AUGUSTA, Ga. -- Are you a glass half-full or half-empty person? The answer will likely shape the way you see things shaking out for the amateurs this week at the Masters.
For the last four years at least one golfer playing for pride at Augusta National has made the cut, the longest such streak in nearly three decades. Prior to that, however, the tournament had gone four straight years without an amateur playing on the weekend, the longest such stretch ever.
Does Augusta stay kind or turn cruel to the folks who call the Crow's Nest home? The half-dozen candidates this year are all Masters rookies that come from disparate backgrounds. Only two are American, the fewest in the field since 1993. Conversely, the four international amateurs equal the most in tournament history, a total previously hit in 1967.
Here's a look at the contenders in order of who is the most likely to play four competition rounds at Augusta National this week. I'm typically a half-full kind of guy, but my gut says the current made-cut streak ends at four.
Matthew Fitzpatrick, 19, Sheffield, England
How he qualified: U.S. Amateur champion
Odds of making the cut: 3 to 1
Skinny: Matty Fitz was the can't-miss kid at The Country Club last August, channeling his inner Francis Ouimet with his hot putter en route to becoming the first Englishman to win the Havemayer Trophy since 1911. While the youngest player in the field at Augusta National, he is also the only amateur to have made the cut in a major championship previously, finishing T-44 (low am) at last summer's British Open. Fitzpatrick has been gearing up for this week since the start of 2014, when the Northwestern freshman unexpectedly cut short his college career after just half a season to concentrate on his play in the 2014 majors. If he doesn't make the cut here, critics of the decision are likely to increase. He's got the short game to play well at Augusta, the question is whether the course is a little longer than he'd prefer.
Oliver Goss, 19, Perth, Australia
How he qualified: U.S. Amateur runner-up
Odds of making the cut: 5 to 1
Skinny: The sophomore at Tennessee has to have been inspired by the success of his fellow Aussies on the PGA Tour of late, not to mention Adam Scott's breakthrough win here a year ago. (Goss played a practice round with Scott on Tuesday.) Of course, whether that truly translates into anything on the course week remains to be seen. Goss has said this week that his swing "is there," and he has the talent to play well here. He also has admitted, however, to never having played in front of crowds like these and being "incredibly nervous" on the first tee just in the practice rounds. Like with most amateurs, whether the "moment" will be too much for him to overcome emotionally is the big unknown for Goss.

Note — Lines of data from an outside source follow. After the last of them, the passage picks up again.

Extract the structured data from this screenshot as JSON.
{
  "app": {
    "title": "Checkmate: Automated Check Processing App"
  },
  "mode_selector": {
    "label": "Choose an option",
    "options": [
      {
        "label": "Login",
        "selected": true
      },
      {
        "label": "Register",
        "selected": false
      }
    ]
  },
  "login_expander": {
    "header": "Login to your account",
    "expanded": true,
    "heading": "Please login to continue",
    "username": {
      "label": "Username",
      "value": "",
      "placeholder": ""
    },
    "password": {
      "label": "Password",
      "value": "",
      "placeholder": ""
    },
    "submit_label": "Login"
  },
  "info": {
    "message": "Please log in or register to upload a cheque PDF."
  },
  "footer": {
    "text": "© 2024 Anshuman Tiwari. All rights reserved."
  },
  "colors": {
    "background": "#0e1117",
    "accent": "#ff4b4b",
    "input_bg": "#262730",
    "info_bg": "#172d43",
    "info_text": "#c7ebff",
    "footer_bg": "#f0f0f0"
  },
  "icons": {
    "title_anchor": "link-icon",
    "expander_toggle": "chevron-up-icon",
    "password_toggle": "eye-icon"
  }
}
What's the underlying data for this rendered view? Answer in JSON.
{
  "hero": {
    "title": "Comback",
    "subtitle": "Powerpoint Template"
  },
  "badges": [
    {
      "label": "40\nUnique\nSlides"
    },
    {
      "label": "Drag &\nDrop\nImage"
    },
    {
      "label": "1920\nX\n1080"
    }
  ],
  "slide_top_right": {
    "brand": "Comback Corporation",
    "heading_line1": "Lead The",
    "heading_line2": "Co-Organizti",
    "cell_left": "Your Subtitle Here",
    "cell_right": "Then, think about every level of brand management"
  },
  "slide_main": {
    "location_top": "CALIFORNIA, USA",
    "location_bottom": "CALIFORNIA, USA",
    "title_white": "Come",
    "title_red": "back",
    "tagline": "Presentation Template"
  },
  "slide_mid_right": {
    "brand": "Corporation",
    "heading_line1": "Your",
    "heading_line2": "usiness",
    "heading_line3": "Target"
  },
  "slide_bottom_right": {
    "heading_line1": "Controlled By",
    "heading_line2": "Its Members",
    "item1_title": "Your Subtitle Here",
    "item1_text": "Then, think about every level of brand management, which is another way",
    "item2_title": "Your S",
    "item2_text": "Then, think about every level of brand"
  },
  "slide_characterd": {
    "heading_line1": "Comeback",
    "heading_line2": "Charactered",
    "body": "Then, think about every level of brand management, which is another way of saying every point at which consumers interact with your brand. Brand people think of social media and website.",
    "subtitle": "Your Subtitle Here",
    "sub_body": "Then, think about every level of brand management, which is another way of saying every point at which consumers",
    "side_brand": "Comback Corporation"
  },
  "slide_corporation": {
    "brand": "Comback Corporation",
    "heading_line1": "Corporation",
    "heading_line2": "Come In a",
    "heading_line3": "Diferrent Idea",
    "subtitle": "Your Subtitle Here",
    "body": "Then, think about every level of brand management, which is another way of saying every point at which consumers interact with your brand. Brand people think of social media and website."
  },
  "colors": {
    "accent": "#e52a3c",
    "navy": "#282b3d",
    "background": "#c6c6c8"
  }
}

Jordan Niebrugge, 20, Mequon, Wis.
How he qualified: U.S. Amateur Public Links champion
Odds of making the cut: 8 to 1
Skinny: It's been an amazing nine months for the Oklahoma State redshirt sophomore, whose unexpected victory at the penultimate playing of the PubLinks last July sparked a summer run that included victory at the Western Amateur and place on the victorious U.S. Walker Cup team. He's continued it in college, with a win and four top-10 finishes in nine starts. Does he have some more magic in him?
Garrick Porteous, 24, Morpeth, England
How he qualified: British Amateur champion
Odds of making the cut: 10 to 1
Skinny: This will be the Englishman's last amateur event as he'll play next week in Kuala Lumpur at the European Tour's Mayback Malaysian Open on a sponsor's exemption (giving up the chance to play in the U.S. Open at Pinehurst in the process). The former University of Tennessee golfer warmed up last week by defeating Fitzpatrick at the annual Georgia Cup match between U.S. and British Amateur champs. While certainly excited to soak in the atmosphere this week in Georgia, his mind might not be totally focused on the task at hand.
Chang-woo Lee, 20, Seoul, South Korea
How he qualified: Asia-Pacific Amateur champion
Odds of making the cut: 15 to 1.
Skinny: The tendency is to think that APA winners are the least likely to do well at Augusta, given the travel burdens and lack of experience playing in the U.S. compared to other amateur invites. But their track record since first being invited when the tournament was created in 2010 has been impressive: three out of four years the APA winner has made the cut. Lee, a college student back in South Korea, also has some solid accomplishments on his resume, having won a pro event in Korea last year and winning his country's amateur title by 14 strokes. It's still tough, though, to look past the lack-of-experience factor.
How he qualified: U.S. Mid-Amateur champion
Odds of making the cut: 20 to 1
Skinny: There's no better feel-good story among the amateurs than McCoy, who after playing in 38th USGA competition finally broke through with a victory at the Mid-Amateur last fall. The reinstated amateur/insurance executive is an 11-time Iowa amateur player of the year who is widely respected in the amateur community. He has attended two Masters but had never played the course until last November and will have his 23-year-old son, Nate, a recently turned pro golfer, on his bag this week. For all the good vibes, however, McCoy must contend with the Masters' Mid-Amateur curse. Since the club first invited the Mid-Am champ to compete in 1989, none have been able to make the cut. Follow @GWCampusInsider